story amos shuiyen

Dr Soh Shui Yen

KK Women's and Children's Hospital

Since my medical school days, I have been fascinated with the subject of oncology, in particular brain and solid tumours in children. Such tumours are notoriously difficult to manage and complex to treat. A huge team is involved, which means that plenty of coordination is required. The success rate is relatively low and definitely worse than childhood leukaemia.

I am motivated to help, as a doctor and as a researcher, these young cancer patients with brain and solid tumours as so much more can be done for them. It is my dream to aid in the development of better treatment and hence better outcome for children with cancer. The treatment needs to be less toxic with milder and fewer side effects, and more importantly, affordable too. Breakthroughs in research can definitely help with that.

As a doctor overseeing my patients, their safety and wellbeing are my priority. Every step along the way of treatment, I strive to have my patients’ best interests at heart, guide the treatment process, communicate and explain options, and also to provide encouragement and comfort along the way.

The greatest challenge of brain and solid tumours would be to get funding and support for treatment and research. They are considered a rare disease, as each of the brain and solid tumour has its own unique profile and hence requires a different type of treatment. We are extremely fortunate that VIVA is very supportive of our efforts to improve research, education and clinical care of these cancers.


Our impact in helping children with cancer is still rather limited, as childhood tumours require cutting-edge treatments that are experimental or require immense financial support.



Dr Amos Loh

KK Women’s & Children’s Hospital
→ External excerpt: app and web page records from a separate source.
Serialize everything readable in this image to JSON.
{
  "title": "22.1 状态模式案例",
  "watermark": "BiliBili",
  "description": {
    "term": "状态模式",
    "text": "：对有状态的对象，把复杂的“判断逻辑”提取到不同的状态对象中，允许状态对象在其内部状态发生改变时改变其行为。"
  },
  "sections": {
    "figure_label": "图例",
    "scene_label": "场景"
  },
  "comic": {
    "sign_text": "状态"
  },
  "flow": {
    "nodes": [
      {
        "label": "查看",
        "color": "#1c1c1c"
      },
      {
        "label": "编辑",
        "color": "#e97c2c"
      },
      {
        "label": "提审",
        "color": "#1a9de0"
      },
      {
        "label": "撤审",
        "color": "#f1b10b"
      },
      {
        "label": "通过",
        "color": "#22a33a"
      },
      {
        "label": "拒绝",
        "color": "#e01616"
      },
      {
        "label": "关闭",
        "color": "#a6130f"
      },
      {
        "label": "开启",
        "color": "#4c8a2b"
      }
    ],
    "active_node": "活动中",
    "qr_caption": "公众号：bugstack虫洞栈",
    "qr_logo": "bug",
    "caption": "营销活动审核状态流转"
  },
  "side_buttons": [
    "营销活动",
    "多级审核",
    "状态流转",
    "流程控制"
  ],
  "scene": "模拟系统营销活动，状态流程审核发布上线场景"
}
Paediatric surgical oncology was a late discovery for me. I was already a trainee at a local hospital before I stumbled upon it. It was an unpopular field with an abyss of undiscovered knowledge and unanswered questions. I had always been eager to apply my work as a doctor and a researcher where needs from patients were greatest. So I jumped right in.

There were numerous memorable incidents and poignant moments throughout the course of my work. I could vividly remember this boy who had a relapsed Stage 4 high-risk neuroblastoma – a cancer of nerve cells. He came to remove the tumour in his belly, which had grown back aggressively despite treatment. Surgery was difficult and prolonged. Due to complications, his stay in the hospital dragged on for weeks straight into the holiday season. Despite the painful daily procedures that I performed for him, he always had a smile for everyone.

His chances at surviving the relapse were slim. This might well be his last Christmas. Not one to be expressive with my feelings, I finally plucked up the courage, bought him a little toy and sheepishly handed it to him while on duty on Christmas eve. I would never forget the look on his face when he awoke on Christmas morning to open the gift and play with it. He was discharged soon after, but also passed away not long thereafter. Alas, he was one of those that left a strong impression on me and made me more determined to make a difference.

Our impact in helping children with cancer is still rather limited, as childhood tumours require cutting-edge treatments that are experimental or require immense financial support. Traditional funding sources, such as pharmaceutical organisations and national bodies, are also disinterested to fund endeavours of little economic returns.

I believe VIVA understands that the lives of this handful of young patients cannot be simply quantified in dollars and cents, and that they deserve every chance at life. Its strong partnership with the St. Jude Children’s Research Hospital, and the regional networks forged through the St. Jude-VIVA Forum, has afforded us avenues to bring our impact to a larger group of children with cancer in Asia.